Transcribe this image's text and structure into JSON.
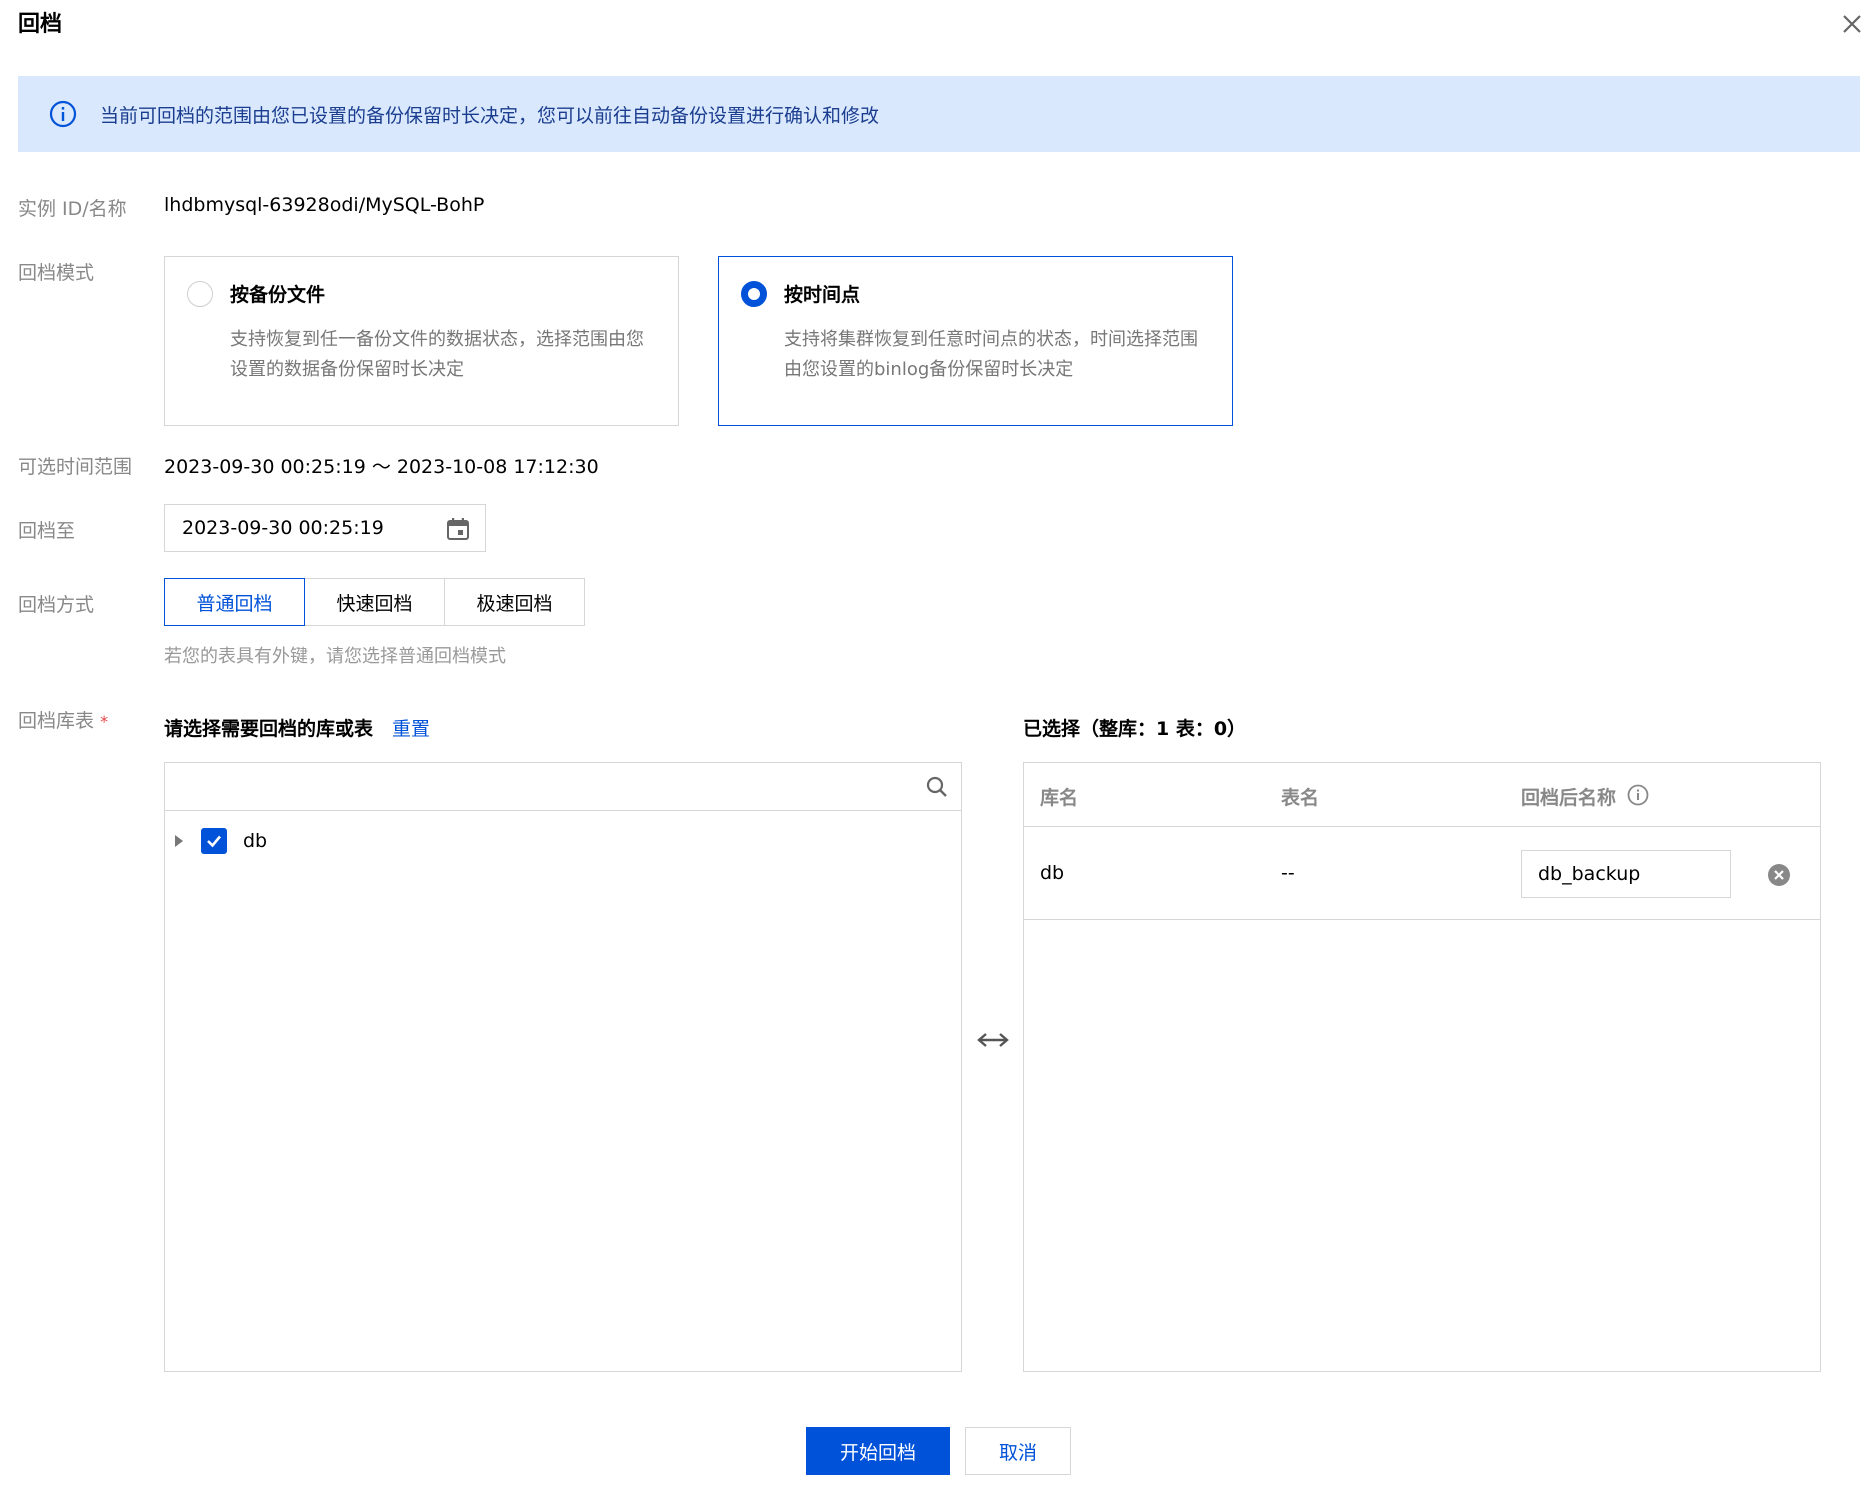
{
  "dialog": {
    "title": "回档"
  },
  "info_banner": {
    "text": "当前可回档的范围由您已设置的备份保留时长决定，您可以前往自动备份设置进行确认和修改"
  },
  "instance": {
    "label": "实例 ID/名称",
    "value": "lhdbmysql-63928odi/MySQL-BohP"
  },
  "mode": {
    "label": "回档模式",
    "options": [
      {
        "title": "按备份文件",
        "desc": "支持恢复到任一备份文件的数据状态，选择范围由您设置的数据备份保留时长决定",
        "selected": false
      },
      {
        "title": "按时间点",
        "desc": "支持将集群恢复到任意时间点的状态，时间选择范围由您设置的binlog备份保留时长决定",
        "selected": true
      }
    ]
  },
  "time_range": {
    "label": "可选时间范围",
    "value": "2023-09-30 00:25:19 ～ 2023-10-08 17:12:30"
  },
  "rollback_to": {
    "label": "回档至",
    "value": "2023-09-30 00:25:19"
  },
  "method": {
    "label": "回档方式",
    "options": [
      "普通回档",
      "快速回档",
      "极速回档"
    ],
    "selected": "普通回档",
    "hint": "若您的表具有外键，请您选择普通回档模式"
  },
  "tables": {
    "label": "回档库表",
    "required_mark": "*",
    "left_heading": "请选择需要回档的库或表",
    "reset_link": "重置",
    "search_placeholder": "",
    "tree": [
      {
        "name": "db",
        "checked": true,
        "expanded": false
      }
    ],
    "right_heading": "已选择（整库：1 表：0）",
    "columns": [
      "库名",
      "表名",
      "回档后名称"
    ],
    "rows": [
      {
        "db": "db",
        "table": "--",
        "new_name": "db_backup"
      }
    ]
  },
  "footer": {
    "confirm": "开始回档",
    "cancel": "取消"
  },
  "colors": {
    "primary": "#0052d9",
    "banner_bg": "#d9e8fd",
    "border": "#d6d6d6"
  }
}
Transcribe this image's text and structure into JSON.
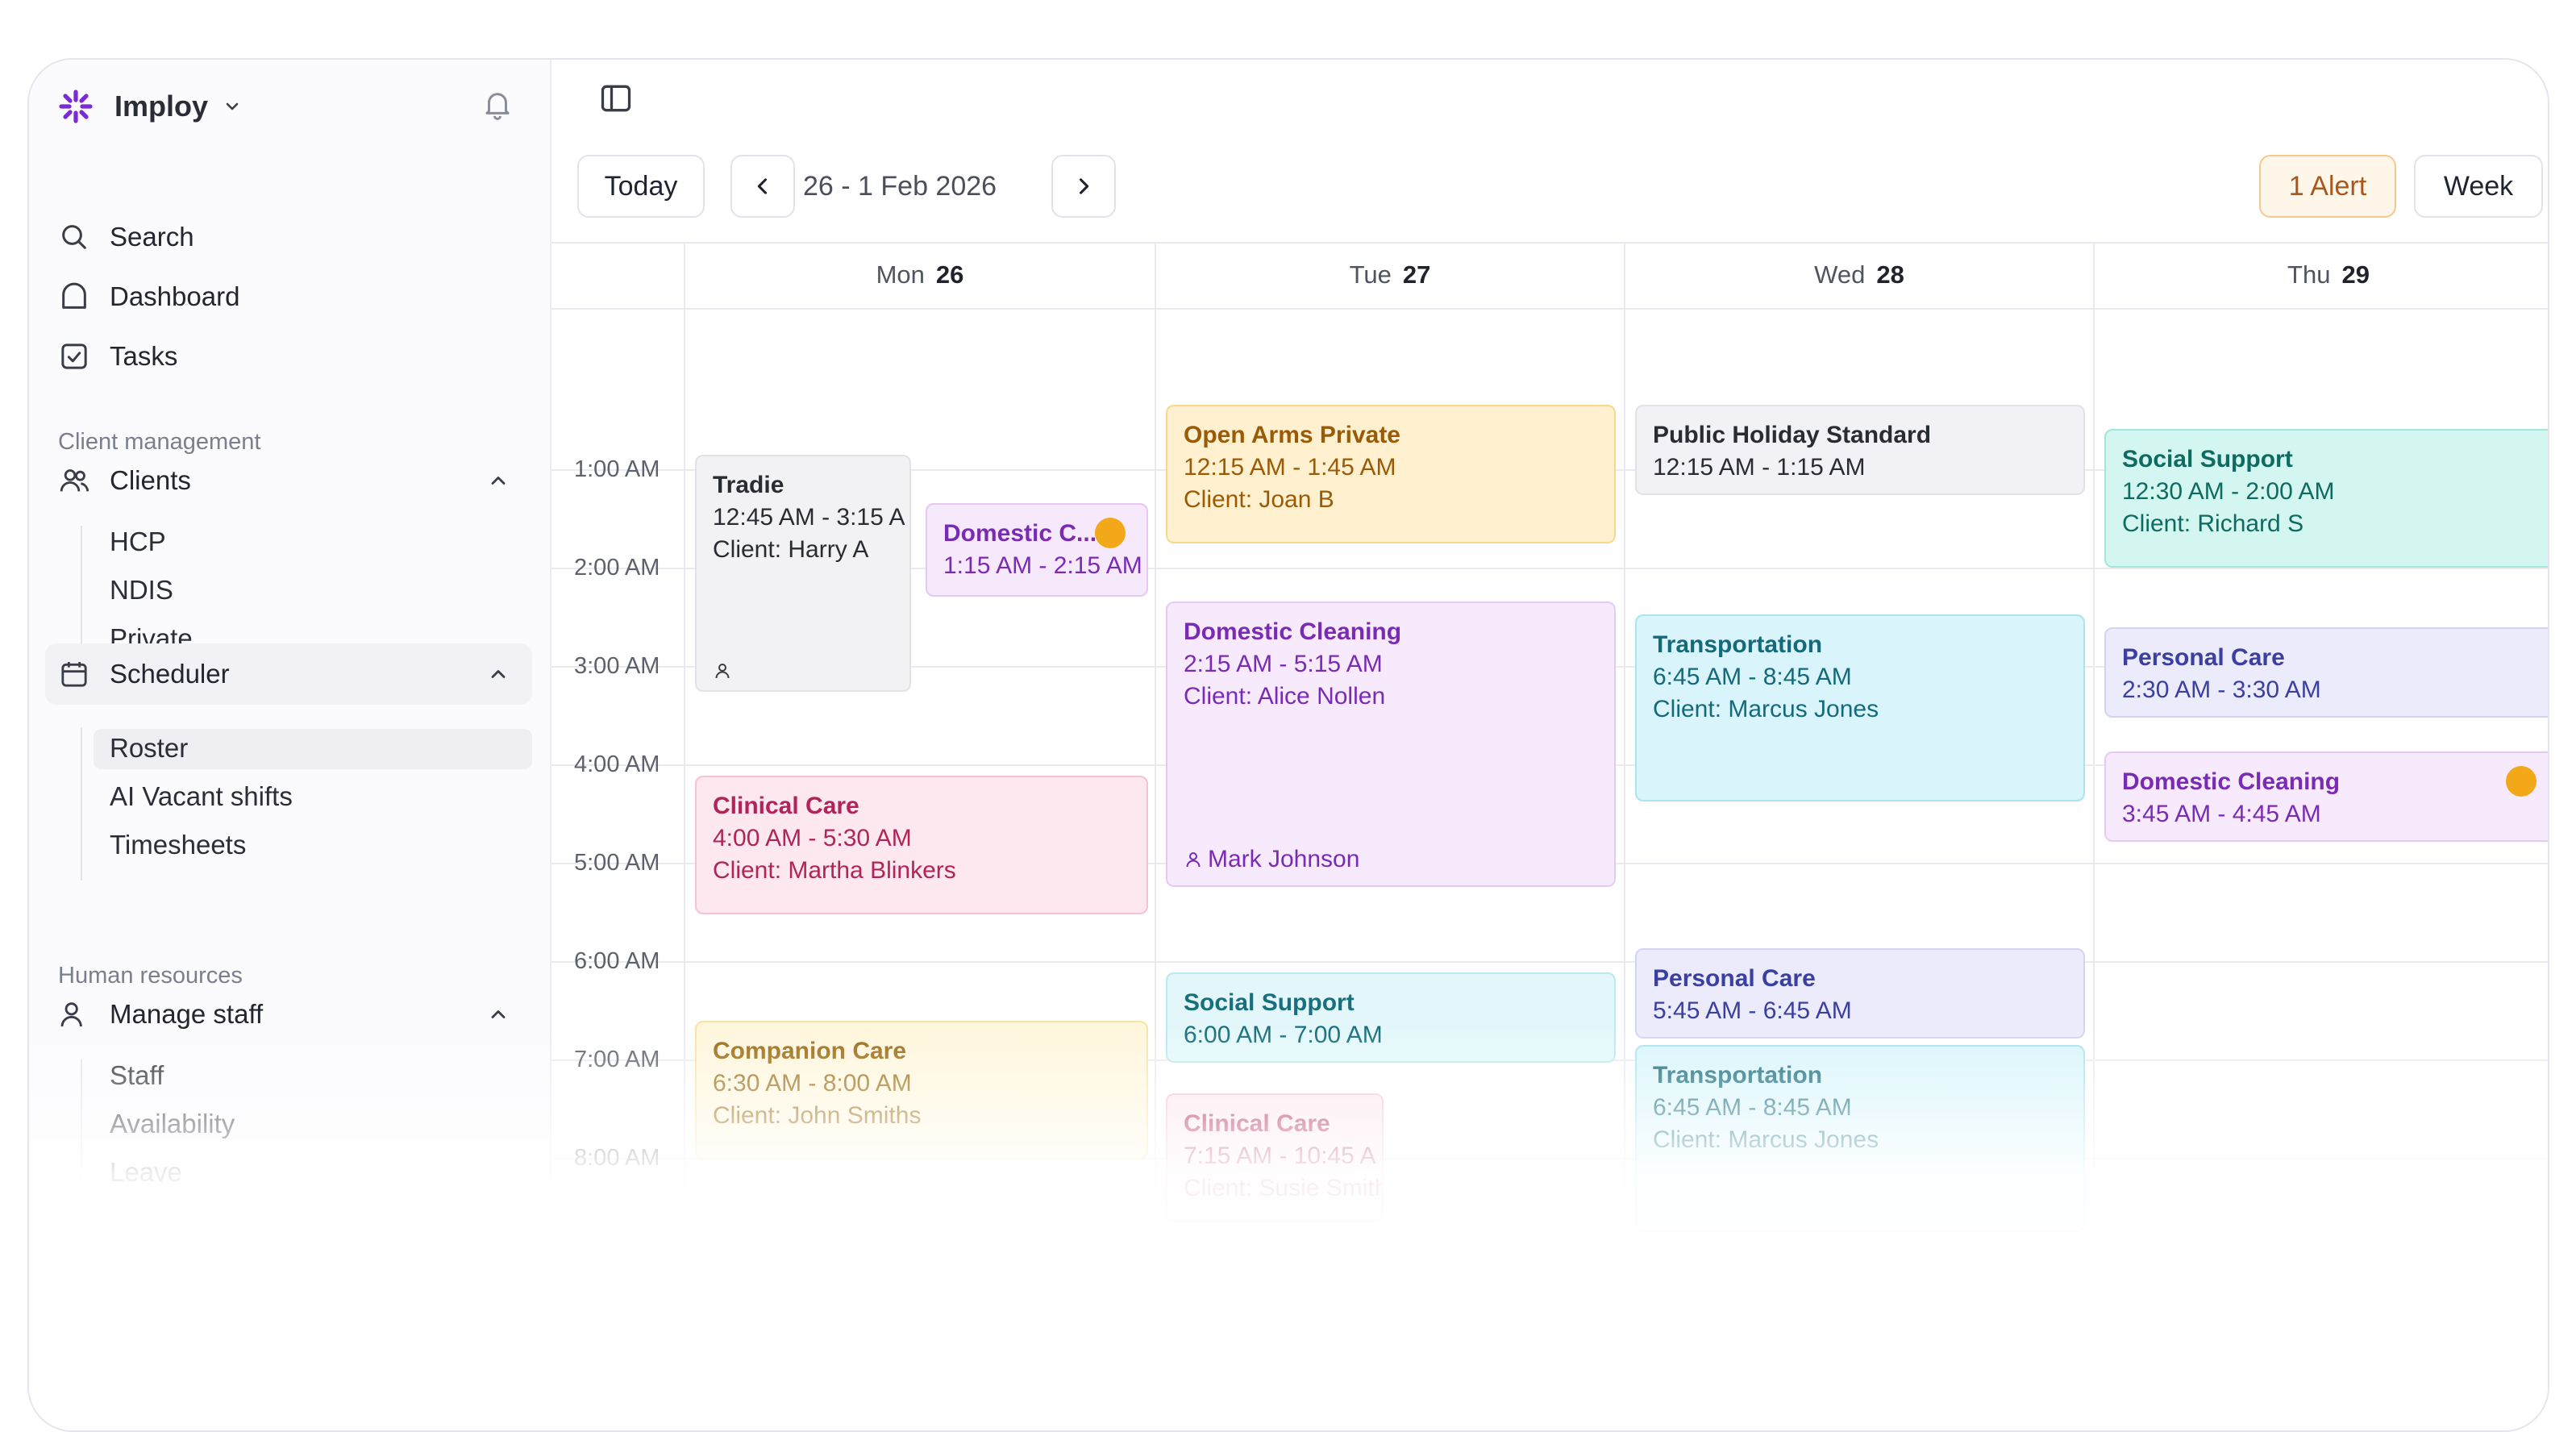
{
  "app": {
    "name": "Imploy"
  },
  "sidebar": {
    "top_items": [
      {
        "label": "Search",
        "icon": "search-icon"
      },
      {
        "label": "Dashboard",
        "icon": "home-icon"
      },
      {
        "label": "Tasks",
        "icon": "checkbox-icon"
      }
    ],
    "client_section_label": "Client management",
    "clients": {
      "label": "Clients",
      "items": [
        "HCP",
        "NDIS",
        "Private"
      ]
    },
    "scheduler": {
      "label": "Scheduler",
      "items": [
        "Roster",
        "AI Vacant shifts",
        "Timesheets"
      ]
    },
    "hr_section_label": "Human resources",
    "manage_staff": {
      "label": "Manage staff",
      "items": [
        "Staff",
        "Availability",
        "Leave"
      ]
    }
  },
  "toolbar": {
    "today": "Today",
    "date_range": "26 - 1 Feb 2026",
    "alert": "1 Alert",
    "view": "Week"
  },
  "days": [
    {
      "name": "Mon",
      "date": "26"
    },
    {
      "name": "Tue",
      "date": "27"
    },
    {
      "name": "Wed",
      "date": "28"
    },
    {
      "name": "Thu",
      "date": "29"
    }
  ],
  "times": [
    "1:00 AM",
    "2:00 AM",
    "3:00 AM",
    "4:00 AM",
    "5:00 AM",
    "6:00 AM",
    "7:00 AM",
    "8:00 AM"
  ],
  "events": {
    "mon_tradie": {
      "title": "Tradie",
      "time": "12:45 AM - 3:15 A",
      "client": "Client: Harry A"
    },
    "mon_domestic": {
      "title": "Domestic C...",
      "time": "1:15 AM - 2:15 AM"
    },
    "mon_clinical": {
      "title": "Clinical Care",
      "time": "4:00 AM - 5:30 AM",
      "client": "Client: Martha Blinkers"
    },
    "mon_companion": {
      "title": "Companion Care",
      "time": "6:30 AM - 8:00 AM",
      "client": "Client: John Smiths"
    },
    "tue_openarms": {
      "title": "Open Arms Private",
      "time": "12:15 AM - 1:45 AM",
      "client": "Client: Joan B"
    },
    "tue_domestic": {
      "title": "Domestic Cleaning",
      "time": "2:15 AM - 5:15 AM",
      "client": "Client: Alice Nollen",
      "staff": "Mark Johnson"
    },
    "tue_social": {
      "title": "Social Support",
      "time": "6:00 AM - 7:00 AM"
    },
    "tue_clinical": {
      "title": "Clinical Care",
      "time": "7:15 AM - 10:45 A",
      "client": "Client: Susie Smith"
    },
    "wed_holiday": {
      "title": "Public Holiday Standard",
      "time": "12:15 AM - 1:15 AM"
    },
    "wed_transport": {
      "title": "Transportation",
      "time": "6:45 AM - 8:45 AM",
      "client": "Client: Marcus Jones"
    },
    "wed_personal": {
      "title": "Personal Care",
      "time": "5:45 AM - 6:45 AM"
    },
    "wed_transport2": {
      "title": "Transportation",
      "time": "6:45 AM - 8:45 AM",
      "client": "Client: Marcus Jones"
    },
    "thu_social": {
      "title": "Social Support",
      "time": "12:30 AM - 2:00 AM",
      "client": "Client: Richard S"
    },
    "thu_personal": {
      "title": "Personal Care",
      "time": "2:30 AM - 3:30 AM"
    },
    "thu_domestic": {
      "title": "Domestic Cleaning",
      "time": "3:45 AM - 4:45 AM"
    }
  },
  "colors": {
    "accent": "#7b2bd6",
    "alert": "#f2a818"
  }
}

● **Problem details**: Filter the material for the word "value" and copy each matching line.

● **Response to the exercise**:
    "value": "lhdbmysql-63928odi/MySQL-BohP"
    "value": "2023-09-30 00:25:19 ～ 2023-10-08 17:12:30"
    "value": "2023-09-30 00:25:19"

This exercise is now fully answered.